invertedly

invertedly

(ɪnˈvɜːtɪdlɪ)
adv
in a reversed or upside down manner
References in classic literature ?
However curious it may seem for an oil-ship to be borrowing oil on the whale-ground, and however much it may invertedly contradict the old proverb about carrying coals to Newcastle, yet sometimes such a thing really happens; and in the present case Captain Derick De Deer did indubitably conduct a lamp-feeder as Flask did declare.
195-203) whose "gentle rhythmic steps" will sustain quotation no better than did the rhyme-locked droning of "The Snow-Waste" (which the later passage oddly, invertedly resembles).
Nor will he miss the natural aptitude that has crept in among today's observers for sneering or looking down their invertedly snobbish noses at every part of British racing.
Can we say that her psychodrama indeed repetitively and invertedly stages the forceful imposition of the sexual frame (and desire allegedly issuing from it) that was far from natural?
Festive elements thus frequently function invertedly in dark literature, situating precisely the un-festive, or treacherously deceptive festive.

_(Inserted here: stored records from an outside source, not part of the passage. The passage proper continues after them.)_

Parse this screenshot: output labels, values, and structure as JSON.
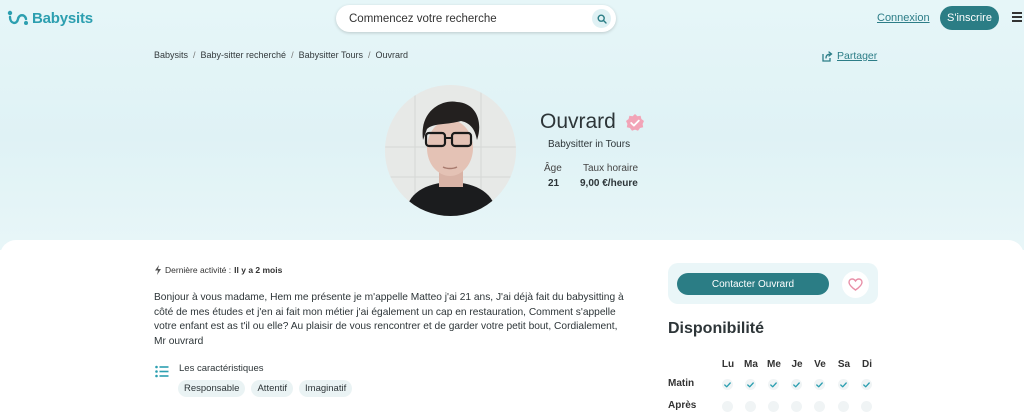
{
  "header": {
    "logo_text": "Babysits",
    "search_placeholder": "Commencez votre recherche",
    "login_label": "Connexion",
    "signup_label": "S'inscrire"
  },
  "breadcrumb": {
    "items": [
      "Babysits",
      "Baby-sitter recherché",
      "Babysitter Tours",
      "Ouvrard"
    ]
  },
  "share_label": "Partager",
  "profile": {
    "name": "Ouvrard",
    "subtitle": "Babysitter in Tours",
    "age_label": "Âge",
    "age_value": "21",
    "rate_label": "Taux horaire",
    "rate_value": "9,00 €/heure"
  },
  "activity": {
    "label": "Dernière activité :",
    "value": "Il y a 2 mois"
  },
  "bio": "Bonjour à vous madame, Hem me présente je m'appelle Matteo j'ai 21 ans, J'ai déjà fait du babysitting à côté de mes études et j'en ai fait mon métier j'ai également un cap en restauration, Comment s'appelle votre enfant est as t'il ou elle? Au plaisir de vous rencontrer et de garder votre petit bout, Cordialement, Mr ouvrard",
  "characteristics": {
    "title": "Les caractéristiques",
    "tags": [
      "Responsable",
      "Attentif",
      "Imaginatif"
    ]
  },
  "contact_label": "Contacter Ouvrard",
  "availability": {
    "title": "Disponibilité",
    "days": [
      "Lu",
      "Ma",
      "Me",
      "Je",
      "Ve",
      "Sa",
      "Di"
    ],
    "rows": [
      {
        "label": "Matin",
        "available": [
          true,
          true,
          true,
          true,
          true,
          true,
          true
        ]
      },
      {
        "label": "Après",
        "available": [
          false,
          false,
          false,
          false,
          false,
          false,
          false
        ]
      }
    ]
  },
  "colors": {
    "brand": "#2c9fb0",
    "button": "#2b7d85",
    "verified": "#f0a0b4",
    "hero_bg": "#e3f4f7"
  }
}
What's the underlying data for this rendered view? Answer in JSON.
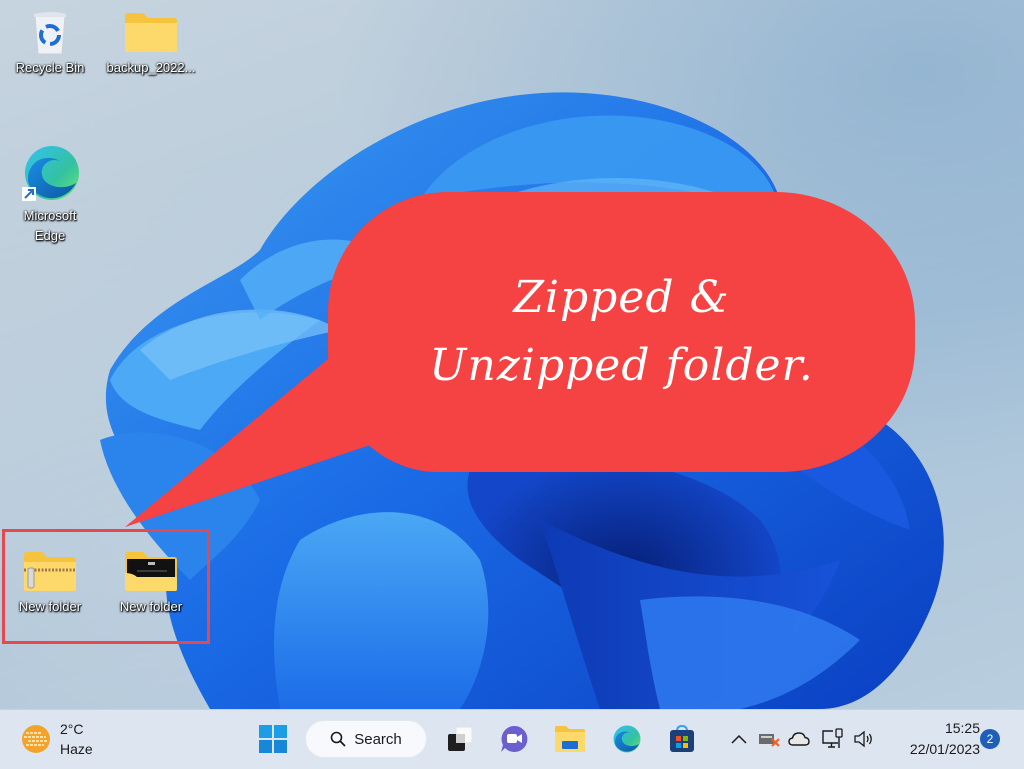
{
  "desktop": {
    "icons": [
      {
        "label": "Recycle Bin",
        "icon": "recycle-bin-icon"
      },
      {
        "label": "backup_2022...",
        "icon": "folder-icon"
      },
      {
        "label": "Microsoft Edge",
        "label_line1": "Microsoft",
        "label_line2": "Edge",
        "icon": "edge-shortcut-icon"
      },
      {
        "label": "New folder",
        "icon": "zipped-folder-icon"
      },
      {
        "label": "New folder",
        "icon": "folder-with-thumbnail-icon"
      }
    ]
  },
  "annotation": {
    "line1": "Zipped &",
    "line2": "Unzipped folder.",
    "bubble_color": "#f54242",
    "box_color": "#e5484d"
  },
  "taskbar": {
    "weather": {
      "temp": "2°C",
      "condition": "Haze",
      "icon": "haze-weather-icon"
    },
    "start_icon": "windows-start-icon",
    "search": {
      "label": "Search",
      "icon": "search-icon"
    },
    "apps": [
      {
        "name": "Task View",
        "icon": "task-view-icon"
      },
      {
        "name": "Teams Chat",
        "icon": "teams-chat-icon"
      },
      {
        "name": "File Explorer",
        "icon": "file-explorer-icon"
      },
      {
        "name": "Microsoft Edge",
        "icon": "edge-icon"
      },
      {
        "name": "Microsoft Store",
        "icon": "store-icon"
      }
    ],
    "tray": {
      "overflow_icon": "chevron-up-icon",
      "icons": [
        "network-disconnected-icon",
        "onedrive-cloud-icon",
        "ethernet-icon",
        "volume-icon"
      ]
    },
    "clock": {
      "time": "15:25",
      "date": "22/01/2023"
    },
    "notifications": "2"
  }
}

That didn't bother us too much, since, in an invertedly snobbish kind of way, neither of us cares for this revered delicacy.